Developers have actively taken part in collective sales tenders for multiple properties and the government land sale programme to replenish their land banks alongside a pick up in market activity, the Monetary Authority of Singapore (MAS) said in its annual financial stability review on Thursday.
Such developments are expected to more than double the number of private housing units available for sale in the near-term, and the stock of private housing will increase over the next three to five years, the MAS said.
The report also urged households to make sure they could service their debt over the long term, and flagged ongoing risks arising from the struggling marine and offshore engineering sector.
“Financial institutions, households and corporates should remain vigilant to the risks highlighted in the report, including the impact of rising interest rates, geopolitical developments, and excessive exuberance in the property market,” MAS deputy managing director Ong Chong Tee said in a statement.
Singapore’s private home prices rose for the first time four years in the third quarter, helped by a pick-up in the domestic economy, with analysts expecting clearer signs of a property market recovery in 2018.
The development of en-bloc sites and government land sale sites could add 20,000 new private housing units, which will more than double the number of unsold units currently in the pipeline within the next 1-2 years, the central bank said.

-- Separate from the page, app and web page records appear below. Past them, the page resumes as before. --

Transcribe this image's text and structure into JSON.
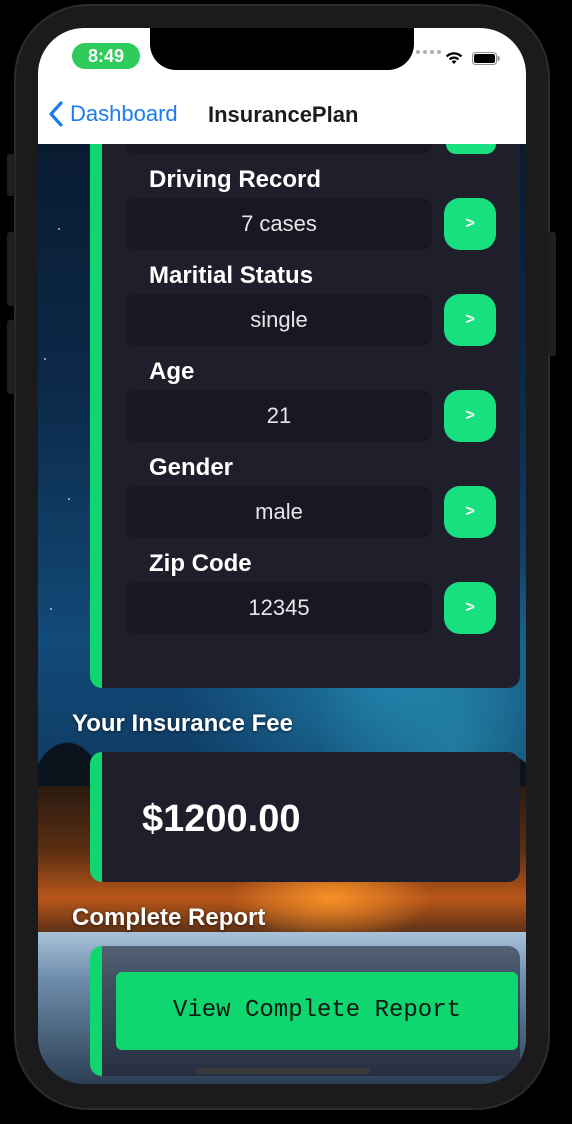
{
  "status_bar": {
    "time": "8:49"
  },
  "nav": {
    "back_label": "Dashboard",
    "title": "InsurancePlan"
  },
  "fields": [
    {
      "label": "Driving Record",
      "value": "7 cases",
      "button": ">"
    },
    {
      "label": "Maritial Status",
      "value": "single",
      "button": ">"
    },
    {
      "label": "Age",
      "value": "21",
      "button": ">"
    },
    {
      "label": "Gender",
      "value": "male",
      "button": ">"
    },
    {
      "label": "Zip Code",
      "value": "12345",
      "button": ">"
    }
  ],
  "fee_section": {
    "title": "Your Insurance Fee",
    "amount": "$1200.00"
  },
  "report_section": {
    "title": "Complete Report",
    "button_label": "View Complete Report"
  },
  "colors": {
    "accent": "#0fd66e",
    "button_green": "#19e07f",
    "card_bg": "#1f1f2b",
    "link_blue": "#1a7cf0"
  }
}
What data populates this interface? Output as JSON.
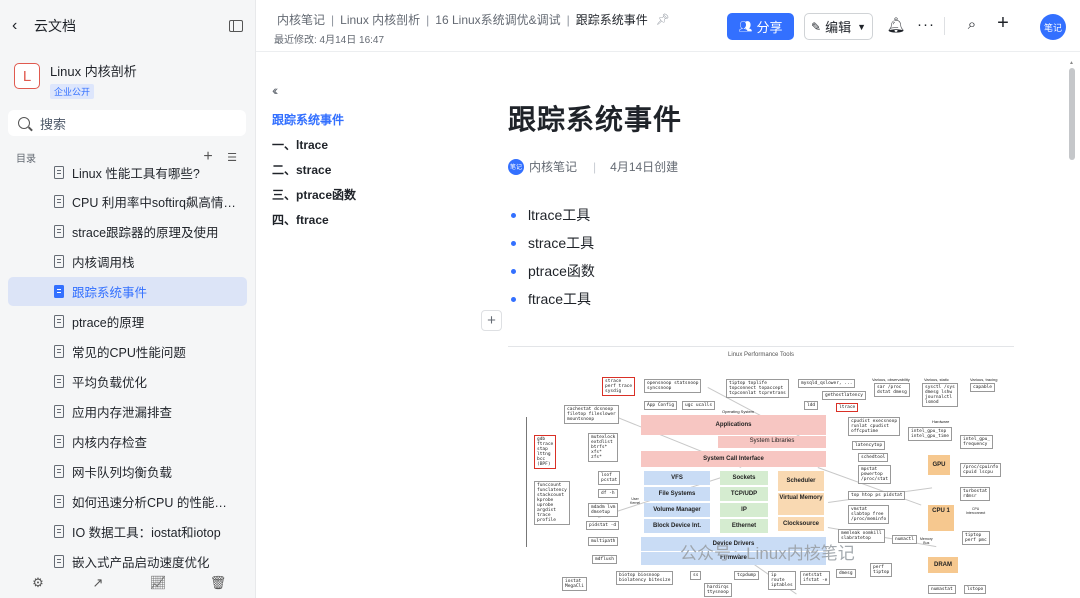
{
  "sidebar": {
    "back_label": "云文档",
    "kb_logo_letter": "L",
    "kb_name": "Linux 内核剖析",
    "kb_badge": "企业公开",
    "search_placeholder": "搜索",
    "toc_label": "目录",
    "items": [
      {
        "label": "Linux 性能工具有哪些?",
        "active": false
      },
      {
        "label": "CPU 利用率中softirq飙高情况...",
        "active": false
      },
      {
        "label": "strace跟踪器的原理及使用",
        "active": false
      },
      {
        "label": "内核调用栈",
        "active": false
      },
      {
        "label": "跟踪系统事件",
        "active": true
      },
      {
        "label": "ptrace的原理",
        "active": false
      },
      {
        "label": "常见的CPU性能问题",
        "active": false
      },
      {
        "label": "平均负载优化",
        "active": false
      },
      {
        "label": "应用内存泄漏排查",
        "active": false
      },
      {
        "label": "内核内存检查",
        "active": false
      },
      {
        "label": "网卡队列均衡负载",
        "active": false
      },
      {
        "label": "如何迅速分析CPU 的性能瓶颈",
        "active": false
      },
      {
        "label": "IO 数据工具：iostat和iotop",
        "active": false
      },
      {
        "label": "嵌入式产品启动速度优化",
        "active": false
      }
    ]
  },
  "topbar": {
    "breadcrumbs": [
      "内核笔记",
      "Linux 内核剖析",
      "16 Linux系统调优&调试",
      "跟踪系统事件"
    ],
    "last_modified": "最近修改: 4月14日 16:47",
    "share_label": "分享",
    "edit_label": "编辑",
    "avatar_text": "笔记"
  },
  "outline": {
    "items": [
      {
        "label": "跟踪系统事件",
        "active": true
      },
      {
        "label": "一、ltrace",
        "active": false
      },
      {
        "label": "二、strace",
        "active": false
      },
      {
        "label": "三、ptrace函数",
        "active": false
      },
      {
        "label": "四、ftrace",
        "active": false
      }
    ]
  },
  "document": {
    "title": "跟踪系统事件",
    "author_avatar": "笔记",
    "author": "内核笔记",
    "created": "4月14日创建",
    "bullets": [
      "ltrace工具",
      "strace工具",
      "ptrace函数",
      "ftrace工具"
    ]
  },
  "diagram": {
    "title": "Linux Performance Tools",
    "layers": {
      "applications": "Applications",
      "system_libraries": "System Libraries",
      "syscall_interface": "System Call Interface",
      "vfs": "VFS",
      "sockets": "Sockets",
      "scheduler": "Scheduler",
      "file_systems": "File Systems",
      "tcp_udp": "TCP/UDP",
      "virtual_memory": "Virtual Memory",
      "volume_manager": "Volume Manager",
      "ip": "IP",
      "block_device": "Block Device Int.",
      "ethernet": "Ethernet",
      "clocksource": "Clocksource",
      "device_drivers": "Device Drivers",
      "firmware": "Firmware",
      "gpu": "GPU",
      "cpu": "CPU 1",
      "dram": "DRAM"
    },
    "tools": {
      "strace": "strace\nperf trace\nsysdig",
      "opensnoop": "opensnoop statsnoop\nsyncsnoop",
      "tiptop": "tiptop toplife\ntopconnect topaccept\ntcpconnlat tcpretrans",
      "mysqld": "mysqld_qslower, ...",
      "vmstat_top": "sar /proc\ndstat dmesg",
      "sysctl": "sysctl /sys\ndmesg lshw\njournalctl\nlsmod",
      "capable": "capable",
      "ltrace_box": "ltrace",
      "gethostlatency": "gethostlatency",
      "ldd": "ldd",
      "app_config": "App Config",
      "ugc": "ugc ucalls",
      "cachestat": "cachestat dcsnoop\nfiletop fileslower\nmountsnoop",
      "mutex": "mutexlock\nextdlist\nbtrfs*\nxfs*\nzfs*",
      "gdb_left": "gdb\nftrace\nstap\nlttng\nbcc\n(BPF)",
      "funccount": "funccount\nfunclatency\nstackcount\nkprobe\nuprobe\nargdist\ntrace\nprofile",
      "lsof": "lsof\npcstat",
      "df": "df -h",
      "mdadm": "mdadm lvm\ndmsetup",
      "pidstat": "pidstat -d",
      "multipath": "multipath",
      "mdflush": "mdflush",
      "cpudist": "cpudist execsnoop\nrunlat cpudist\noffcputime",
      "latencytop": "latencytop",
      "schedtool": "schedtool",
      "mpstat": "mpstat\npowertop\n/proc/stat",
      "top_htop": "top htop ps pidstat",
      "vmstat": "vmstat\nslabtop free\n/proc/meminfo",
      "memleak": "memleak oomkill\nslabratetop",
      "numactl": "numactl",
      "perf": "perf\ntiptop",
      "intel_gpu": "intel_gpu_top\nintel_gpu_time",
      "intel_gpu_freq": "intel_gpu_\nfrequency",
      "proc_cpuinfo": "/proc/cpuinfo\ncpuid lscpu",
      "turbostat": "turbostat\nrdmsr",
      "tiptop2": "tiptop\nperf pmc",
      "biotop": "biotop biosnoop\nbiolatency bitesize",
      "ss": "ss",
      "tcpdump": "tcpdump",
      "ip_route": "ip\nroute\niptables",
      "netstat": "netstat\nifstat -e",
      "dmesg": "dmesg",
      "iostat": "iostat\nMegaCli",
      "hardirqs": "hardirqs\nttysnoop",
      "numastat": "numastat",
      "lstopo": "lstopo"
    },
    "labels": {
      "os_label": "Operating System",
      "hardware": "Hardware",
      "various_obs": "Various, observability",
      "various_static": "Various, static",
      "various_tracing": "Various, tracing",
      "user_kernel": "User\nKernel",
      "cpu_interconnect": "CPU\nInterconnect",
      "memory_bus": "Memory\nBus"
    }
  },
  "watermark": "公众号 · Linux内核笔记"
}
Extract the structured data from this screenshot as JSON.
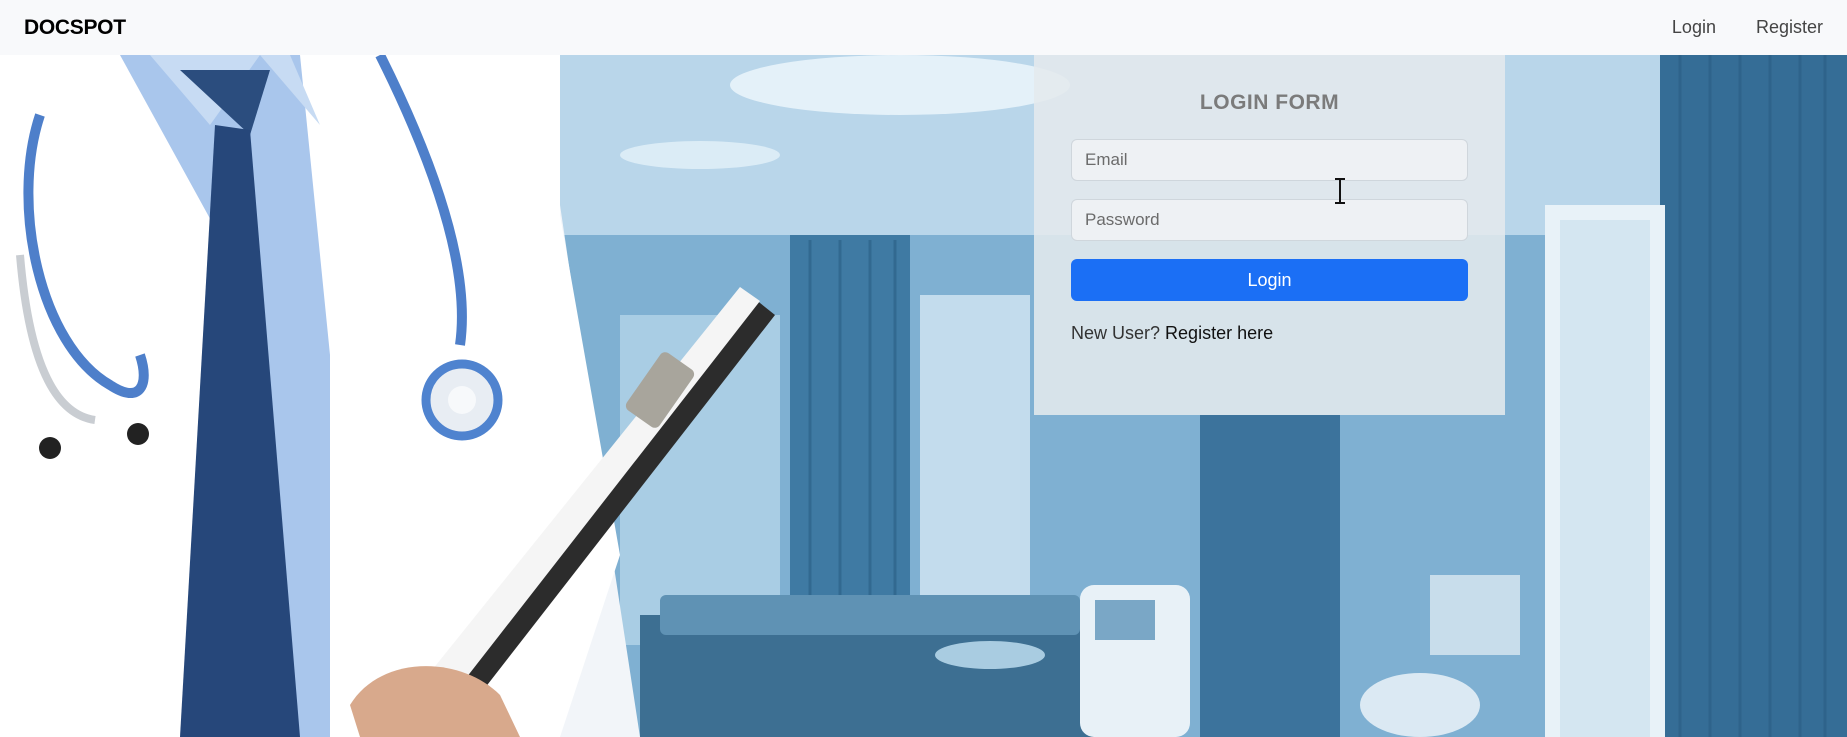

“With slower population growth, there is considerable uncertainty as to whether existing vacancies and the new supply on stream can be fully absorbed by the market,” the MAS said.
“Recent developments could pose risks to sustainable conditions in the property market... MAS will continue to monitor market developments and where necessary, take appropriate actions to maintain a stable and sustainable property market.”
The central bank said household balance sheets are strengthening, with net wealth growing 6.6 percent year-on-year in the third quarter, up from 5.8 percent growth a year earlier, due to a rise in financial and property assets.
Household debt grew 3.3 percent in the third quarter from a year earlier, led by housing loans from financial institutions, which increased 4.1 percent from a year earlier, the MAS added.
In the banking sector, the central bank said while overall credit quality has started to improve, banks still face heightened credit risks from the marine and offshore engineering sector.
The non-performing loan ratio for the transport, storage and communications sector has increased to 11 percent, the MAS said, adding that the sector has been negatively affected by persistent weakness in the marine and offshore engineering sector.
Singapore banks have been tested over the last two years as a number of local offshore and marine firms have restructured their debt, having taken a hit from low oil prices and project delays.
The MAS said on Thursday that the asset quality of local banking groups remains healthy, with an aggregate non-performing loan ratio of 1.6 percent in the third quarter.
Reporting by Masayuki Kitano; Editing by Sam Holmes